But the beauty behind that door! Scenes of horses, moving en masse; wooly rhinoceroses battling, the seductive form of a woman with a bison’s head, all drawn on curving walls and projections, giving the illusion of three dimensionality, which is why this documentary was filmed in 3D so that viewers could get the proper effect. It still gives me goosebumps that these are depictions of animals that have not walked the earth for tens of thousands of years but were witnessed by human eyes.

The drawings themselves are surprisingly sophisticated given the circumstance. The animals are shown to be in motion; you can almost hear the horses whinny. The cave sparkles with crystals from the calcification process of limestone stalagtites and stalagmites, adding an otherworldly air to a cave that is already locked in time. It was almost perfectly sealed off from the ravages of the elements when the cliff face collapsed and sealed it shut. That served to preserve everything inside it, allowing us to see these amazing drawings 35,000 years later.

There are a lot of interviews here with scientists, some of whom are a bit quirky (like the German musicologist who plays the Star Spangled Banner on an ivory flute similar to ones found in nearby caves, or the programmer who used to be a circus acrobat). All of them are clearly affected on a very deep level by the cave and the artwork within.

The interesting thing is that the cave wasn’t really a habitation. Cave bears lived in the cave (their scratches, footprints and bones are all over) and humans used it for what appears to be ceremonial purposes. We can only speculate at this point but some of the positioning of stones and skulls in the cave lead some scientists to theorize that religious ceremonies took place there.
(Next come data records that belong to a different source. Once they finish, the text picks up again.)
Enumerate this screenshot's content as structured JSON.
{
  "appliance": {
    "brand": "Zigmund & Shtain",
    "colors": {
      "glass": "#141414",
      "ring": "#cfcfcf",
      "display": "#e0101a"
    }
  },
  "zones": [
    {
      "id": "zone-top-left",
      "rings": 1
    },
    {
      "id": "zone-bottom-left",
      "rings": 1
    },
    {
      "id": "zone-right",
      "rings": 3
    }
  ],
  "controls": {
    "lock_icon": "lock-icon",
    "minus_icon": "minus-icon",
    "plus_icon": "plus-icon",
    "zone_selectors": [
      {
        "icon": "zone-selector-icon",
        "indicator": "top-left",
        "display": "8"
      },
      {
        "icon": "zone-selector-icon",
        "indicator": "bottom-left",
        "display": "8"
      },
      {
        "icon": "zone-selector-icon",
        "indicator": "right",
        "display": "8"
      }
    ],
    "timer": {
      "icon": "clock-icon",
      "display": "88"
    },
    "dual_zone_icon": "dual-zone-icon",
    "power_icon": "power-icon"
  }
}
This isn’t a scientific lecture however, although obviously scientists play an important role in the cinematic experience (occasionally too much – the movie might have been better served letting the images speak for themselves more often). Herzog isn’t interested so much in explaining things, but letting the audience come to their own conclusions. He is not asking questions like “what did they use to get those colors” or “what manner of worship was conducted there.” He instead asks questions like “When did humans first get their soul?” and “What makes us human?” which in my opinion are far more worthy and interesting questions to ask.

This is the kind of movie that is going to stay with you for a very long time. It will percolate in your head, change color and shape and lead you to examine greater questions about our place in history. Will it change your life? I can’t say that it will and I won’t say that it won’t, but it will almost certainly change your perception of life. A movie that brings out a genuine feeling of awe in the audience is rare enough and should be experienced without delay if it comes to a theater near you.

REASONS TO GO: You can’t help but be awed by the power of the cave drawings, and the scientists interviewed convey that awe.

REASONS TO STAY: Too many talking heads.

FAMILY VALUES: Might be a little too tedious for those with short attention spans but otherwise great for families.

TRIVIAL PURSUIT: The movie is co-produced by the History Channel’s motion picture arm, History Films. This is their first feature release.

HOME OR THEATER: This must be seen in a theater for maximum viewing impact.

FINAL RATING: 8.5/10

TOMORROW: Paranormal Activity